What can managers and boards do to prepare for budget season?
The budget planning process requires data. Where do you get it from? What will you do with the information? We always say that the budget process should not feel like it starts 4-5 months before the new year commences. The collection of information should be continuous. Maintain a physical or digital file with every monthly financial statement, the general ledger for the year, rolling income and expense trend reports, vendor contracts, access to paid vendor invoices. Review utility company websites for indications of rate changes together with understanding monthly usage rates. Maintain board meeting minutes that you can refer to. Is there a community to-do list? Are there notes from community walks. Keep the documentation updated continuously. Do not wait until you start the budget process to collect the information you will need. You really need to enter the budget building period with most information at your fingertips.
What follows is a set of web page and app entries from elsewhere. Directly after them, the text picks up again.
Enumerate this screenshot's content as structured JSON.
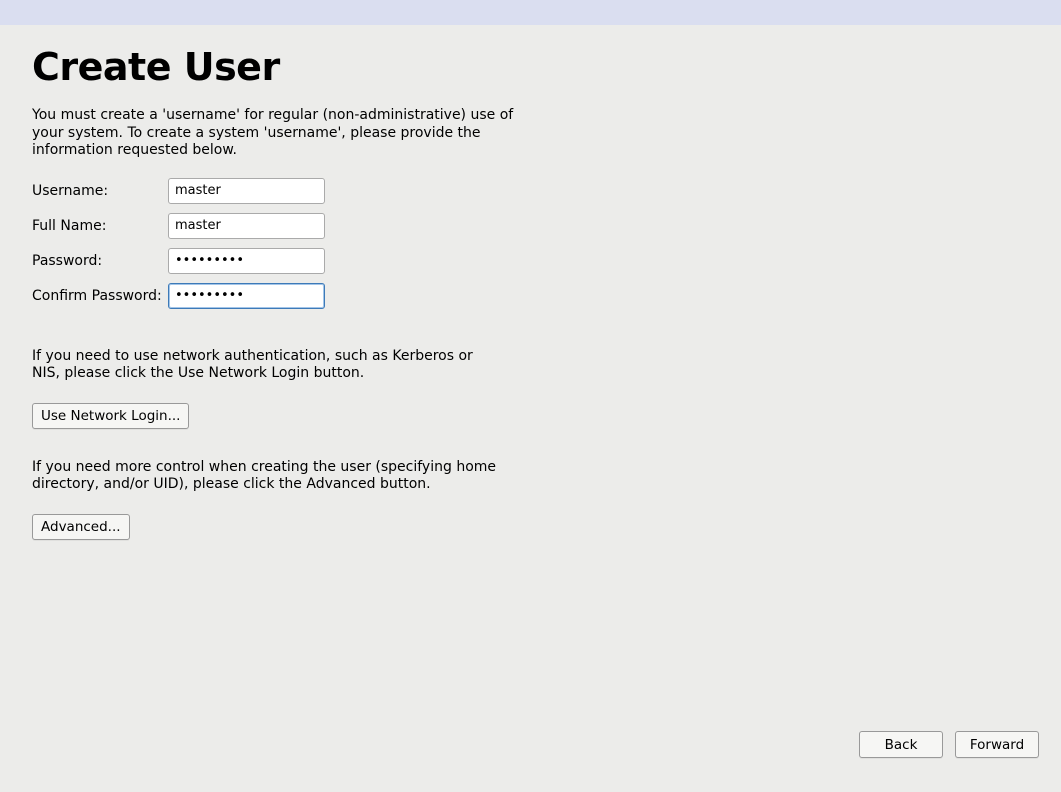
{
  "header": {
    "title": "Create User"
  },
  "intro": "You must create a 'username' for regular (non-administrative) use of your system.  To create a system 'username', please provide the information requested below.",
  "form": {
    "username": {
      "label": "Username:",
      "value": "master"
    },
    "fullname": {
      "label": "Full Name:",
      "value": "master"
    },
    "password": {
      "label": "Password:",
      "value": "•••••••••"
    },
    "confirm": {
      "label": "Confirm Password:",
      "value": "•••••••••"
    }
  },
  "network_text": "If you need to use network authentication, such as Kerberos or NIS, please click the Use Network Login button.",
  "network_button": "Use Network Login...",
  "advanced_text": "If you need more control when creating the user (specifying home directory, and/or UID), please click the Advanced button.",
  "advanced_button": "Advanced...",
  "footer": {
    "back": "Back",
    "forward": "Forward"
  }
}
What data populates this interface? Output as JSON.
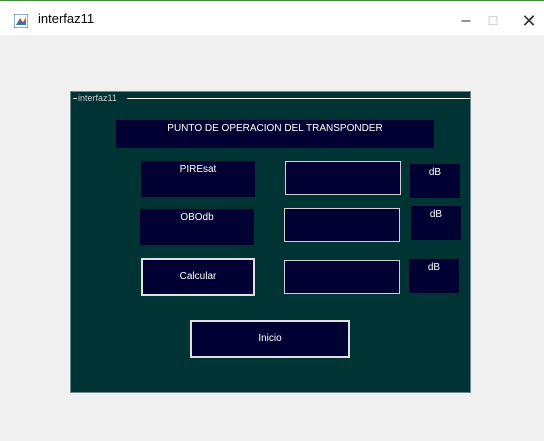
{
  "window": {
    "title": "interfaz11",
    "controls": {
      "minimize": "–",
      "maximize": "☐",
      "close": "✕"
    }
  },
  "panel": {
    "title": "interfaz11",
    "header": "PUNTO DE OPERACION DEL TRANSPONDER",
    "rows": [
      {
        "label": "PIREsat",
        "value": "",
        "unit": "dB"
      },
      {
        "label": "OBOdb",
        "value": "",
        "unit": "dB"
      },
      {
        "label": "Calcular",
        "value": "",
        "unit": "dB"
      }
    ],
    "inicio_button": "Inicio"
  },
  "colors": {
    "panel_bg": "#003333",
    "control_bg": "#000033",
    "window_bg": "#f0f0f0"
  }
}
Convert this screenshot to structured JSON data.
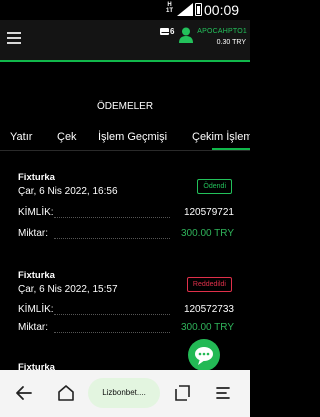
{
  "status_bar": {
    "network": "H",
    "network_sub": "1T",
    "time": "00:09"
  },
  "header": {
    "menu_icon": "hamburger-menu-icon",
    "mail_icon": "envelope-icon",
    "mail_count": "6",
    "avatar_icon": "user-avatar-icon",
    "username": "APOCAHPTO1",
    "balance": "0.30 TRY",
    "accent_color": "#11b84b"
  },
  "page_title": "ÖDEMELER",
  "tabs": [
    {
      "label": "Yatır"
    },
    {
      "label": "Çek"
    },
    {
      "label": "İşlem Geçmişi"
    },
    {
      "label": "Çekim İşlem",
      "active": true
    }
  ],
  "transactions": [
    {
      "title": "Fixturka",
      "date": "Çar, 6 Nis 2022, 16:56",
      "status": "Ödendi",
      "status_color": "#23c15b",
      "id_label": "KİMLİK:",
      "id_value": "120579721",
      "amount_label": "Miktar:",
      "amount_value": "300.00 TRY"
    },
    {
      "title": "Fixturka",
      "date": "Çar, 6 Nis 2022, 15:57",
      "status": "Reddedildi",
      "status_color": "#e0304a",
      "id_label": "KİMLİK:",
      "id_value": "120572733",
      "amount_label": "Miktar:",
      "amount_value": "300.00 TRY"
    },
    {
      "title": "Fixturka"
    }
  ],
  "chat_button_icon": "chat-bubble-icon",
  "browser_nav": {
    "back_icon": "back-arrow-icon",
    "home_icon": "home-icon",
    "url": "Lizbonbet....",
    "tabs_icon": "tabs-icon",
    "menu_icon": "menu-icon"
  }
}
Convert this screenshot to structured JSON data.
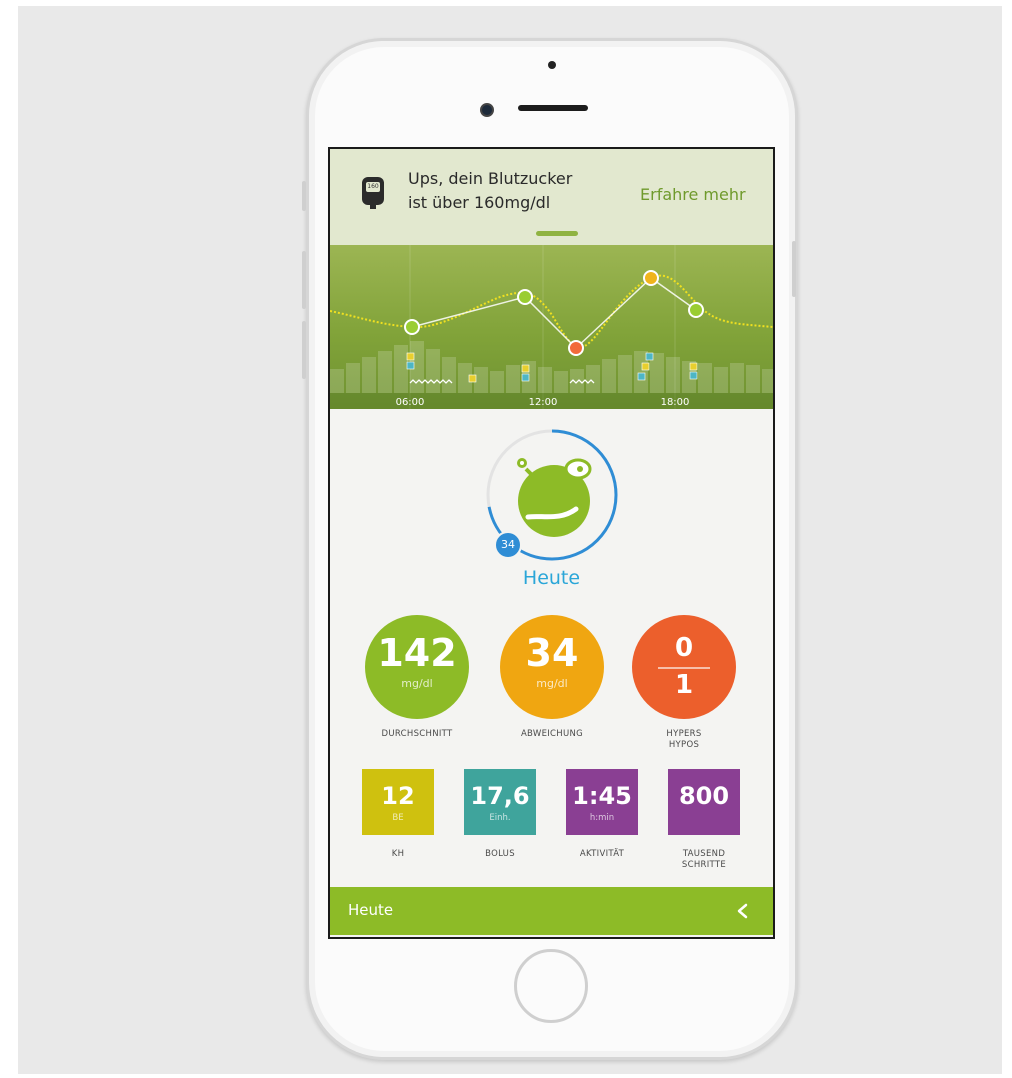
{
  "alert": {
    "meter_reading": "160",
    "message_line1": "Ups, dein Blutzucker",
    "message_line2": "ist über 160mg/dl",
    "action_label": "Erfahre mehr"
  },
  "chart_data": {
    "type": "line",
    "x_ticks": [
      "06:00",
      "12:00",
      "18:00"
    ],
    "readings": [
      {
        "time": "07:30",
        "status": "normal"
      },
      {
        "time": "11:00",
        "status": "normal"
      },
      {
        "time": "13:00",
        "status": "low"
      },
      {
        "time": "16:30",
        "status": "high"
      },
      {
        "time": "18:30",
        "status": "normal"
      }
    ],
    "colors": {
      "normal": "#9acd32",
      "low": "#f26b3a",
      "high": "#f0b41c",
      "trend": "#f0e020",
      "bolus_marker": "#4db6c5",
      "carb_marker": "#e8cf2e"
    }
  },
  "ring": {
    "badge_value": "34",
    "progress": 0.72,
    "label": "Heute",
    "color": "#2f8dd5"
  },
  "stats": {
    "average": {
      "value": "142",
      "unit": "mg/dl",
      "label": "DURCHSCHNITT",
      "color": "#8dbb27"
    },
    "deviation": {
      "value": "34",
      "unit": "mg/dl",
      "label": "ABWEICHUNG",
      "color": "#f0a611"
    },
    "hypers_hypos": {
      "hypers": "0",
      "hypos": "1",
      "label_line1": "HYPERS",
      "label_line2": "HYPOS",
      "color": "#ec5f2c"
    }
  },
  "tiles": {
    "carbs": {
      "value": "12",
      "unit": "BE",
      "label": "KH",
      "color": "#cfc10f"
    },
    "bolus": {
      "value": "17,6",
      "unit": "Einh.",
      "label": "BOLUS",
      "color": "#3fa49c"
    },
    "activity": {
      "value": "1:45",
      "unit": "h:min",
      "label": "AKTIVITÄT",
      "color": "#8a3f93"
    },
    "steps": {
      "value": "800",
      "unit": "",
      "label_line1": "TAUSEND",
      "label_line2": "SCHRITTE",
      "color": "#8a3f93"
    }
  },
  "footer": {
    "title": "Heute",
    "back_icon": "chevron-left-icon"
  }
}
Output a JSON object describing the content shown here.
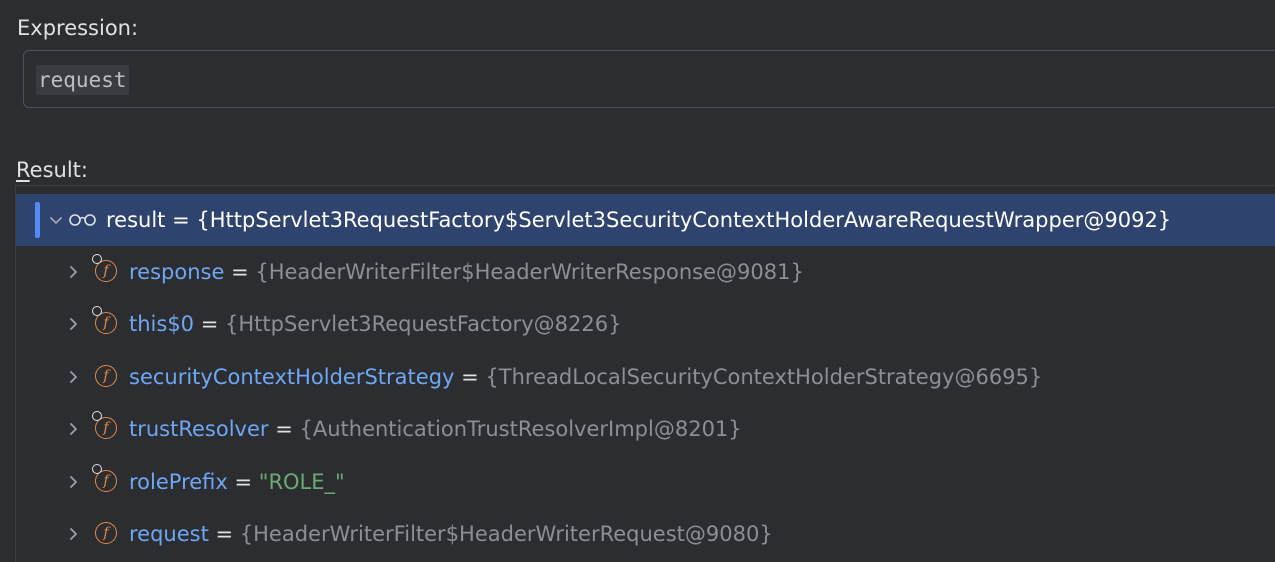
{
  "expression": {
    "label": "Expression:",
    "value": "request"
  },
  "result": {
    "label_mnemonic": "R",
    "label_rest": "esult:",
    "root": {
      "name": "result",
      "eq": " = ",
      "value": "{HttpServlet3RequestFactory$Servlet3SecurityContextHolderAwareRequestWrapper@9092}",
      "icon": "watch-glasses-icon"
    },
    "children": [
      {
        "name": "response",
        "eq": " = ",
        "value": "{HeaderWriterFilter$HeaderWriterResponse@9081}",
        "icon": "field-pinned-icon",
        "value_kind": "object"
      },
      {
        "name": "this$0",
        "eq": " = ",
        "value": "{HttpServlet3RequestFactory@8226}",
        "icon": "field-pinned-icon",
        "value_kind": "object"
      },
      {
        "name": "securityContextHolderStrategy",
        "eq": " = ",
        "value": "{ThreadLocalSecurityContextHolderStrategy@6695}",
        "icon": "field-icon",
        "value_kind": "object"
      },
      {
        "name": "trustResolver",
        "eq": " = ",
        "value": "{AuthenticationTrustResolverImpl@8201}",
        "icon": "field-pinned-icon",
        "value_kind": "object"
      },
      {
        "name": "rolePrefix",
        "eq": " = ",
        "value": "\"ROLE_\"",
        "icon": "field-pinned-icon",
        "value_kind": "string"
      },
      {
        "name": "request",
        "eq": " = ",
        "value": "{HeaderWriterFilter$HeaderWriterRequest@9080}",
        "icon": "field-icon",
        "value_kind": "object"
      }
    ]
  },
  "colors": {
    "background": "#2b2d30",
    "selection": "#2e436e",
    "field_name": "#6fa7f5",
    "value_gray": "#8c8f96",
    "string_green": "#6aab73",
    "field_icon_orange": "#e38a4b"
  }
}
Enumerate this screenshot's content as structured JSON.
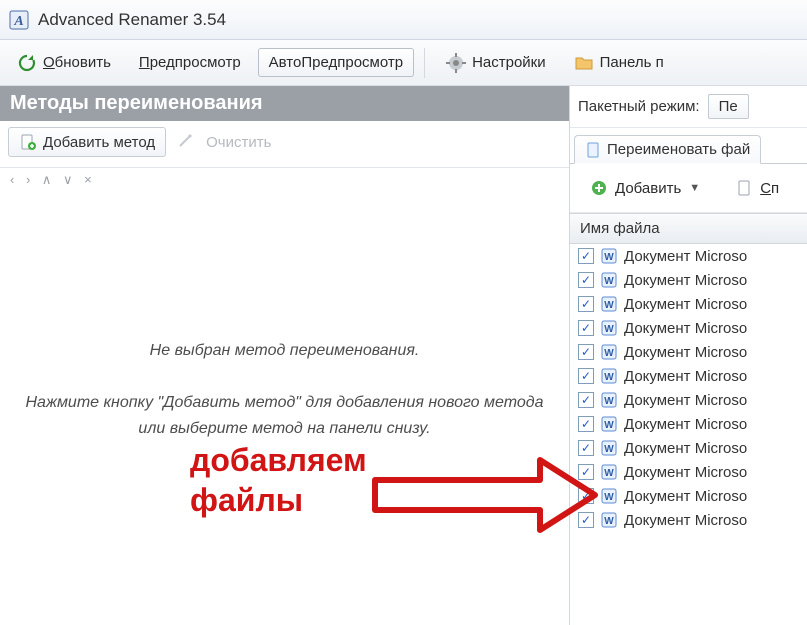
{
  "window": {
    "title": "Advanced Renamer 3.54"
  },
  "menubar": {
    "refresh": "Обновить",
    "preview": "Предпросмотр",
    "autopreview": "АвтоПредпросмотр",
    "settings": "Настройки",
    "panel": "Панель п"
  },
  "methods": {
    "header": "Методы переименования",
    "add_method": "Добавить метод",
    "clear": "Очистить",
    "placeholder1": "Не выбран метод переименования.",
    "placeholder2": "Нажмите кнопку \"Добавить метод\" для добавления нового метода или выберите метод на панели снизу."
  },
  "right": {
    "batch_mode_label": "Пакетный режим:",
    "batch_mode_value": "Пе",
    "tab_rename": "Переименовать фай",
    "add": "Добавить",
    "clear_short": "Сп",
    "column_filename": "Имя файла",
    "files": [
      "Документ Microso",
      "Документ Microso",
      "Документ Microso",
      "Документ Microso",
      "Документ Microso",
      "Документ Microso",
      "Документ Microso",
      "Документ Microso",
      "Документ Microso",
      "Документ Microso",
      "Документ Microso",
      "Документ Microso"
    ]
  },
  "annotation": {
    "line1": "добавляем",
    "line2": "файлы"
  }
}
Assessments: The budget process will focus on determining operating fund expenses and contributions to reserves. The outcome of the expenses and contributions calculation is the assessment value.
Other Revenues: Be careful not to over-budget for contingent revenues that occur based on something happening. Examples include delinquent owner account interest, late fees. If you have well-documented other income sources such as clubhouse rentals, laundry facilities, cell tower lease income, take care to err on the side of being conservative with your estimates. Review historical trends. Review any agreements for time period and amounts to be received.
Know the expense trends. Know the condition of the common community components. What are vendors telling you about the repair or replacement needs for the association – keep and save notes with price estimates. Talk with vendors continuously about cost control. Know who to ask, and where to look for information – both historical and prospective.
Contributions to reserves
If associations do not contribute assessments to the reserves fund, the association will be underfunded, and potentially be unable to pay for reserves components major repairs and/or replacements. In other words, maintenance will be deferred, and future costs will probably be higher.